WHAT IS BEING ASKED:
Your reply should be one number: how many lines of the records below contain the string "this".

[Data records for software interfaces]
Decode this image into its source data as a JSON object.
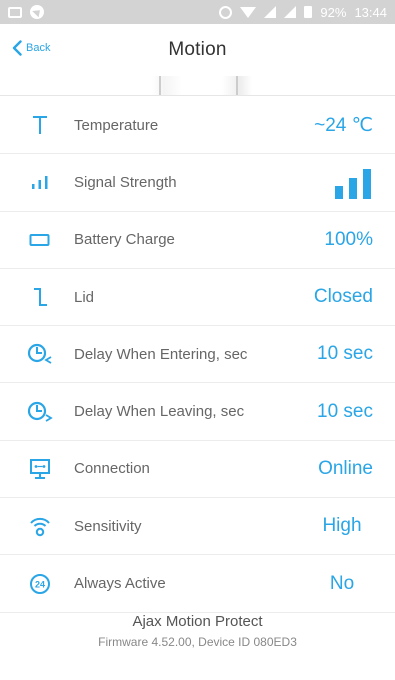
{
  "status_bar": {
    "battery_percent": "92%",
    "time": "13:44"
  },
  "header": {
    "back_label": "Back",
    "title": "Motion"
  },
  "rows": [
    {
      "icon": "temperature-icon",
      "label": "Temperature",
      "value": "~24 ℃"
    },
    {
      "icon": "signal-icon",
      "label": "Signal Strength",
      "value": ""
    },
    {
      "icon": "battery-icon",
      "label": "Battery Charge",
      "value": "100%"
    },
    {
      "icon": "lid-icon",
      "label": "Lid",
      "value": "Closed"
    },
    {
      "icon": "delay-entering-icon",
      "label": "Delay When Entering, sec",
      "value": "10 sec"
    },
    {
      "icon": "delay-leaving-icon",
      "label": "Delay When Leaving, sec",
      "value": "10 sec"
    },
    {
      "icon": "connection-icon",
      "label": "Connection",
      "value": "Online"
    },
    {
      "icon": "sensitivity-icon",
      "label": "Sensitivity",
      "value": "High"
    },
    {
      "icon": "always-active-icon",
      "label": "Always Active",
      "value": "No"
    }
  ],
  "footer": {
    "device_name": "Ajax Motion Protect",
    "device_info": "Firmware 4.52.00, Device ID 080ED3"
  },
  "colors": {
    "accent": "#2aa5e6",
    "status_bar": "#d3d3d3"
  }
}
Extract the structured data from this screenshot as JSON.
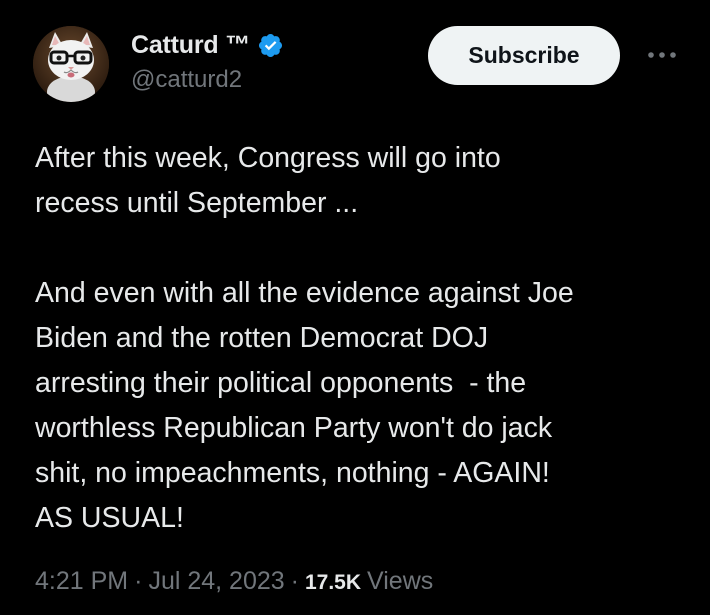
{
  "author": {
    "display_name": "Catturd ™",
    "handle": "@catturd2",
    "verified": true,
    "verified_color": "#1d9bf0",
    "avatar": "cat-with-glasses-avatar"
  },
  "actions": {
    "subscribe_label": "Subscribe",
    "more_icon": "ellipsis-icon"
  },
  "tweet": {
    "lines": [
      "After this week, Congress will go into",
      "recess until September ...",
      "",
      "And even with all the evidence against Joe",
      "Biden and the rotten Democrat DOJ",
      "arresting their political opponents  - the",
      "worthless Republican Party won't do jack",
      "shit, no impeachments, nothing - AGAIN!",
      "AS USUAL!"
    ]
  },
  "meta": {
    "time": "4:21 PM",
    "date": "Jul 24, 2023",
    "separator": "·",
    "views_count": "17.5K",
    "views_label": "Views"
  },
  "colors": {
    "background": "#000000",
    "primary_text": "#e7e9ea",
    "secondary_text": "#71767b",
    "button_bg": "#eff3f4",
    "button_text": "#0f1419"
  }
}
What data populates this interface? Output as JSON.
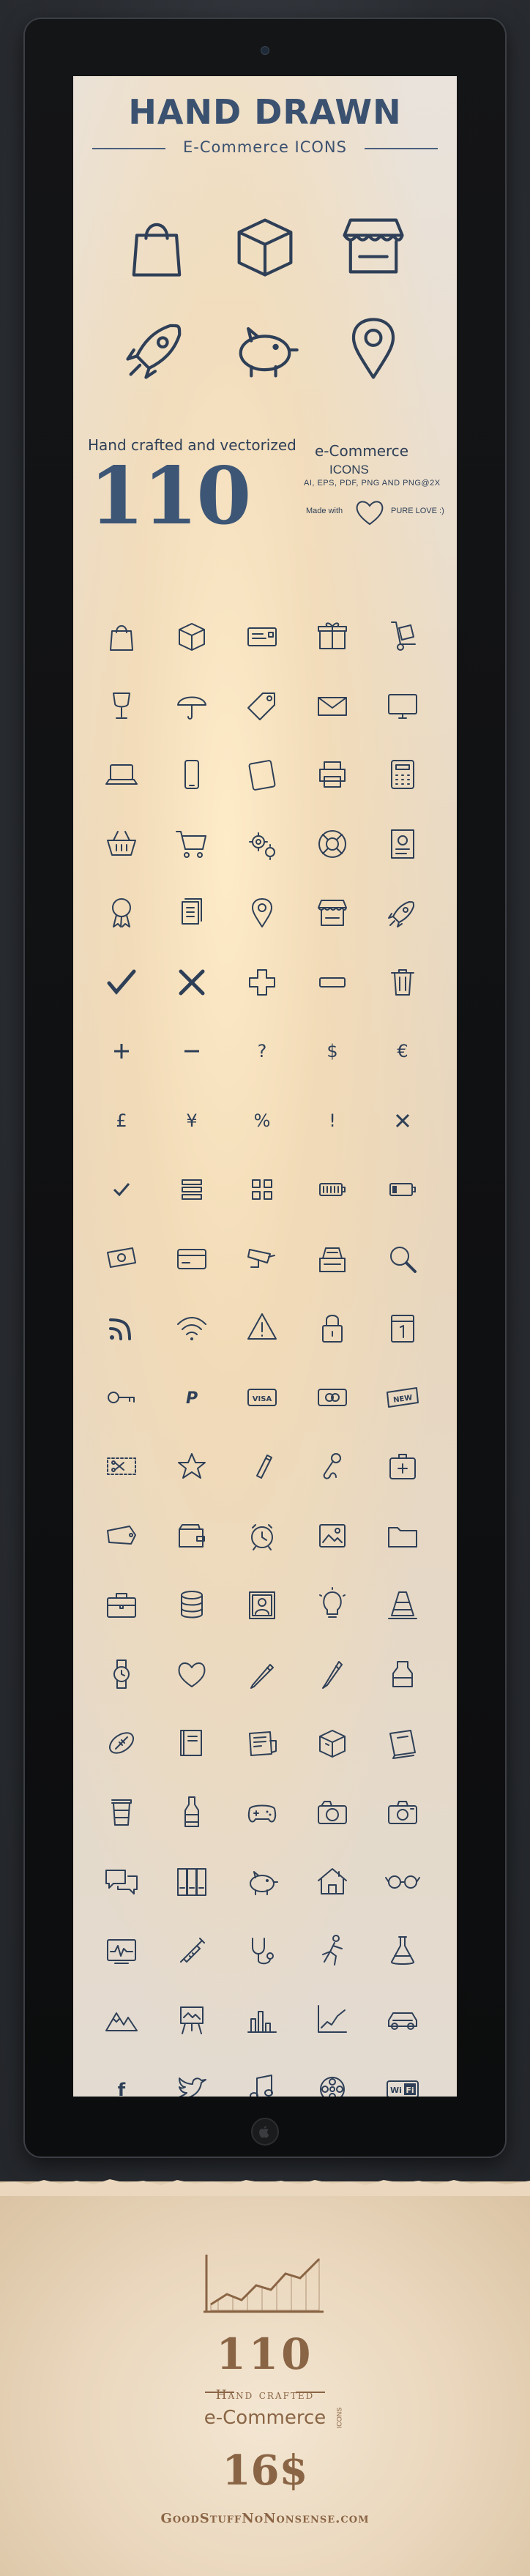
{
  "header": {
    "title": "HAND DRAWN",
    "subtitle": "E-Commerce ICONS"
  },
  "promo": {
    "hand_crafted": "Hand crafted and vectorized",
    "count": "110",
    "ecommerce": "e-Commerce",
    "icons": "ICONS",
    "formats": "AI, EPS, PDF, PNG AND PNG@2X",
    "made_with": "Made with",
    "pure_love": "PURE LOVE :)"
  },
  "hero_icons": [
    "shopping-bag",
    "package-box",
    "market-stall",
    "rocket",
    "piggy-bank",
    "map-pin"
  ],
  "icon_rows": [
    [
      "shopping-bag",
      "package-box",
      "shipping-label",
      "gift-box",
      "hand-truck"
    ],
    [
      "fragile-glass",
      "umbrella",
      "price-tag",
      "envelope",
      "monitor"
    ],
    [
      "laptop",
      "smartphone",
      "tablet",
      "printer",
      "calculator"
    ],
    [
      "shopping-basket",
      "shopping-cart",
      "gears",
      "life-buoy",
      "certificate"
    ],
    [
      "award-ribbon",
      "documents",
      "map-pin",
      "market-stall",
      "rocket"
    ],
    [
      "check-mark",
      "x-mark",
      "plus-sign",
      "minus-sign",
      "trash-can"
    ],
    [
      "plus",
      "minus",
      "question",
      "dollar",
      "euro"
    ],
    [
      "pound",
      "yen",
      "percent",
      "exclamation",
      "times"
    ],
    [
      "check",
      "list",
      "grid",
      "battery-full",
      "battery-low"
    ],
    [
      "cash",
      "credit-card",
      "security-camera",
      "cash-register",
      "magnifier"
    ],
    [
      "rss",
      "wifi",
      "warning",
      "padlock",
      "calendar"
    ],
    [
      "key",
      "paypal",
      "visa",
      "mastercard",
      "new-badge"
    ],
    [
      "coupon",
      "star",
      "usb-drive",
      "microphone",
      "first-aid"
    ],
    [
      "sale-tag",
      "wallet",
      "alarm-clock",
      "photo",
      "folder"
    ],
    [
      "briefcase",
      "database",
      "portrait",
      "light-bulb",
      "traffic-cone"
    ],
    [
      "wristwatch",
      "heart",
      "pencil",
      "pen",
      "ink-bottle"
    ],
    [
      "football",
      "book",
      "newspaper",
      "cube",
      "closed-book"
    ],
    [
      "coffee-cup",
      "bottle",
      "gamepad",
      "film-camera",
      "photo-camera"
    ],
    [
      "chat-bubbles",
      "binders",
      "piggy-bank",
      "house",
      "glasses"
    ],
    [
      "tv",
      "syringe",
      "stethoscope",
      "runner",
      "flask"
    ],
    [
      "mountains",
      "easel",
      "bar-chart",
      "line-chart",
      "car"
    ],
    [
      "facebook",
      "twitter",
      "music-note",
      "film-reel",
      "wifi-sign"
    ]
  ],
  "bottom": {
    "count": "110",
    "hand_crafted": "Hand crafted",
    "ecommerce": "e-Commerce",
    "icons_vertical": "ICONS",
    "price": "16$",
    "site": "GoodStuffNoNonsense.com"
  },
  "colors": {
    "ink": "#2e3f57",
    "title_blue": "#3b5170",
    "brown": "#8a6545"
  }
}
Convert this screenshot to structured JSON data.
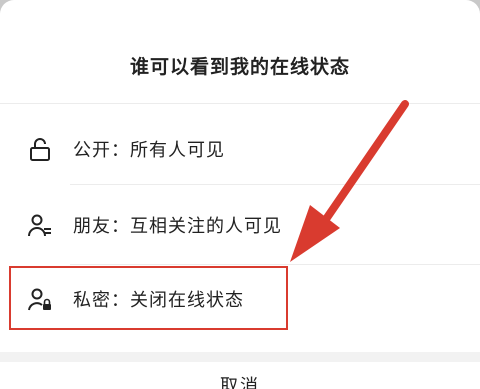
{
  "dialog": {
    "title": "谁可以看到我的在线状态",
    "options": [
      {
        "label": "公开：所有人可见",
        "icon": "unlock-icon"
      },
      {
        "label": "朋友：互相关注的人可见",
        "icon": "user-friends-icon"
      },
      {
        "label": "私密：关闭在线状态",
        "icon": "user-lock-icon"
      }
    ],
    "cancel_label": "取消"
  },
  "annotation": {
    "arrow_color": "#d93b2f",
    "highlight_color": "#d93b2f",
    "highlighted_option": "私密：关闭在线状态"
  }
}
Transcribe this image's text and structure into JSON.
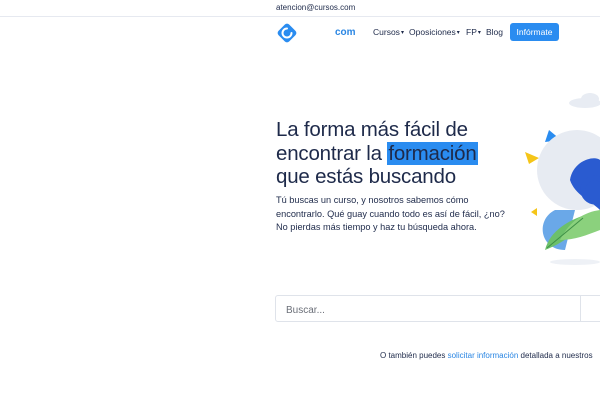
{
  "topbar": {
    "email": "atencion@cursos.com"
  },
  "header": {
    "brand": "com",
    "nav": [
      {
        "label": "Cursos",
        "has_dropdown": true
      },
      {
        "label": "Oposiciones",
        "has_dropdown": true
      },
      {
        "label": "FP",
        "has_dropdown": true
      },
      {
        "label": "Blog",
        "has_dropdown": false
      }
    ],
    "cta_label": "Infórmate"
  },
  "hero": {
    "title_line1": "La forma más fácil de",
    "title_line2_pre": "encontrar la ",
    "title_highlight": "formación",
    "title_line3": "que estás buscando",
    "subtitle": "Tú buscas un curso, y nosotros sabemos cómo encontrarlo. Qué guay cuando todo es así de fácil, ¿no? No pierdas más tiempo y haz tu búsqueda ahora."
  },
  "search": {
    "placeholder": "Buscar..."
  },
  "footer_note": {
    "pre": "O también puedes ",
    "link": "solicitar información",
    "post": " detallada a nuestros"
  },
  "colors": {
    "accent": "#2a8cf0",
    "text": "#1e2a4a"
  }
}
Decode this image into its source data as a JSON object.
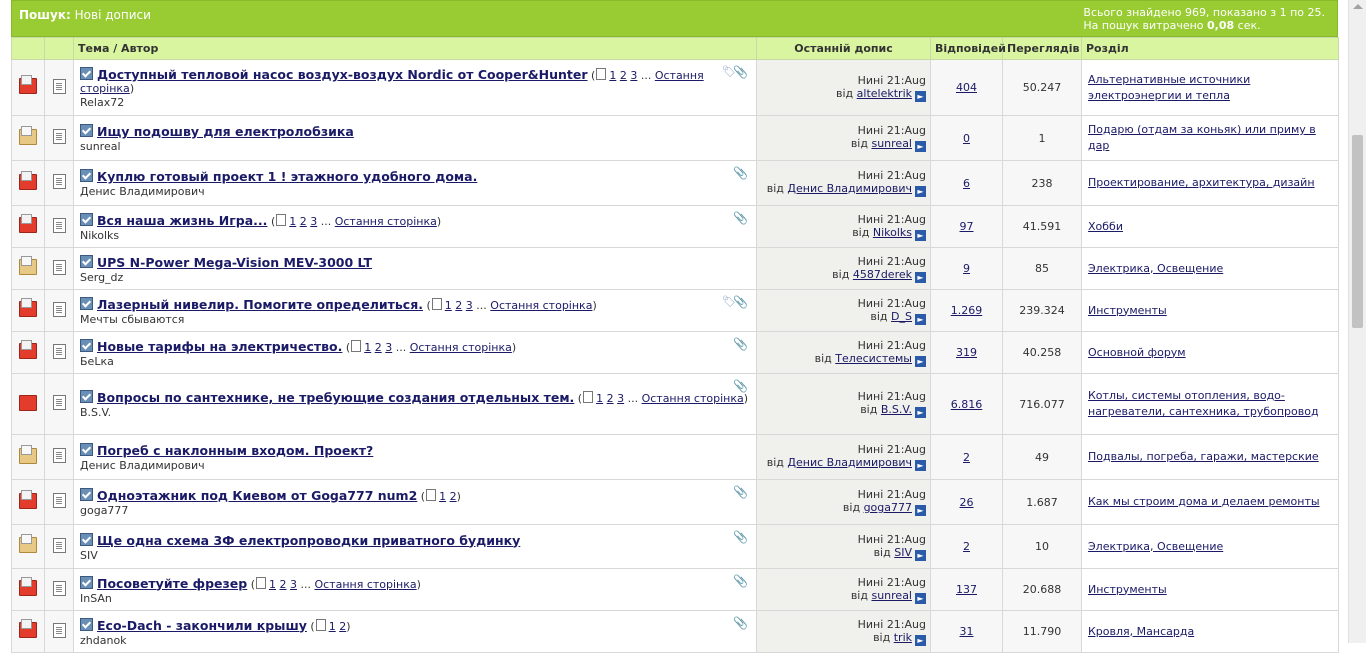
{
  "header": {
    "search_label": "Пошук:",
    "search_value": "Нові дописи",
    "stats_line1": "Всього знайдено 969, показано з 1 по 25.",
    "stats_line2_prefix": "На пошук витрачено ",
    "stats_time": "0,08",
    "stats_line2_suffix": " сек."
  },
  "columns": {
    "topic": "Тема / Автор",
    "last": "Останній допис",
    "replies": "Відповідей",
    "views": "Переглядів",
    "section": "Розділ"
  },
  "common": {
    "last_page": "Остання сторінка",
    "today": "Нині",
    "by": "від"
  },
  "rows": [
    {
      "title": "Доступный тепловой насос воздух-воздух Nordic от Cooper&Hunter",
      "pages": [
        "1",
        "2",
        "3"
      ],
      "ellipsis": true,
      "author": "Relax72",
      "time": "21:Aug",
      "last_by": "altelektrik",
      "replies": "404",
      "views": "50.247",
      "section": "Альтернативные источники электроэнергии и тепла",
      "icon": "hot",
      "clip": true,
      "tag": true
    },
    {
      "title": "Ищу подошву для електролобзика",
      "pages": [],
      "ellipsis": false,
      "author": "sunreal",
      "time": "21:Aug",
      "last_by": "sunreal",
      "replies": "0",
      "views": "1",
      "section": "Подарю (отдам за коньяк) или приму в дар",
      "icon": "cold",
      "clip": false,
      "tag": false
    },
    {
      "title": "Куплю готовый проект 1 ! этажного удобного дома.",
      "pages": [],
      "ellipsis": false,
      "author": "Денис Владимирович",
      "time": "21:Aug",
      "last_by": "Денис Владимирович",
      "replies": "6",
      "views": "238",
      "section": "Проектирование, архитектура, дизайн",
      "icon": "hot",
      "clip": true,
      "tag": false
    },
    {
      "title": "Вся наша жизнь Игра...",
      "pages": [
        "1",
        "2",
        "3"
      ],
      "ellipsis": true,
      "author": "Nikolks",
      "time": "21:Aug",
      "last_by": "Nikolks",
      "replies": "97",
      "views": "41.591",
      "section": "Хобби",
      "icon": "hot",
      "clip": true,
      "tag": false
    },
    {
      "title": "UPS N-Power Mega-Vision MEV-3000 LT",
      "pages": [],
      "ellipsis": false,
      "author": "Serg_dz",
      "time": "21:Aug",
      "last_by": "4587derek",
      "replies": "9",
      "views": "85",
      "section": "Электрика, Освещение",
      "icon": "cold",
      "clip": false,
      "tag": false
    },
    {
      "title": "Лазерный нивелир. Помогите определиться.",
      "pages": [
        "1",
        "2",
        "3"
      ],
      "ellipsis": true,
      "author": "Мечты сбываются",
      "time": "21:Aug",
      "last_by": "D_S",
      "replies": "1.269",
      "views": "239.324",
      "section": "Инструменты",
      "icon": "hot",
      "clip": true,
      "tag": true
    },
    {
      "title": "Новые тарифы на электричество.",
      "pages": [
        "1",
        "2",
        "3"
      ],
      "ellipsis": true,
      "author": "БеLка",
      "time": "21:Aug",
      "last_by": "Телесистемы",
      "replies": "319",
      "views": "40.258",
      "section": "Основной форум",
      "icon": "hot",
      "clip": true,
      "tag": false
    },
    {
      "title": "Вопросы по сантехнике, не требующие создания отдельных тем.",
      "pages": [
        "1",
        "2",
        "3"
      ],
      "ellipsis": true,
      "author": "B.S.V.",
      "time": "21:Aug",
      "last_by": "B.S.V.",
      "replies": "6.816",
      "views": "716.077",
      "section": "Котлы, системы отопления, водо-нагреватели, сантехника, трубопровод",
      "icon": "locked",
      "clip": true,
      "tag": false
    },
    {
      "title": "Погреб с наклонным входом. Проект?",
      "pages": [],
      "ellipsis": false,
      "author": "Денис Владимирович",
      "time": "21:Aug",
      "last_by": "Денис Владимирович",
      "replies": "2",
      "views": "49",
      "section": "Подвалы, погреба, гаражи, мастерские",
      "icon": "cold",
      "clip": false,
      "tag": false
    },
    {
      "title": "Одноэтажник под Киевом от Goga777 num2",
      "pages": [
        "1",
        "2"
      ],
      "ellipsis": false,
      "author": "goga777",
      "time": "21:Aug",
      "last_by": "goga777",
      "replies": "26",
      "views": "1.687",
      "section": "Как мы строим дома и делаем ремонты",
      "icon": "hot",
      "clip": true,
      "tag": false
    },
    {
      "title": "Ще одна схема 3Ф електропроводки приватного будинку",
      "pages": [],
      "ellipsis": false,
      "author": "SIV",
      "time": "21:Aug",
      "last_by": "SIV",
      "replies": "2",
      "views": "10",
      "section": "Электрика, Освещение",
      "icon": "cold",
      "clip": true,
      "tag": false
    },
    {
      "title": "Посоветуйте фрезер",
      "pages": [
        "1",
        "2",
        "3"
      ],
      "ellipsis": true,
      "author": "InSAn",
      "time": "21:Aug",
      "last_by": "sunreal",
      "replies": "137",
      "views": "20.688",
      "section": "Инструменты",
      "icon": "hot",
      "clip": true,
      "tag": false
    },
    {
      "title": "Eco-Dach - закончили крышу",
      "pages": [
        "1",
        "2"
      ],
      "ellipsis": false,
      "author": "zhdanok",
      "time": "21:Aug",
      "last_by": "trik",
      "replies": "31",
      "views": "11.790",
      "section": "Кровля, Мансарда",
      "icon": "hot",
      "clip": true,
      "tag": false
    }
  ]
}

REPLY TO THE TASK:
7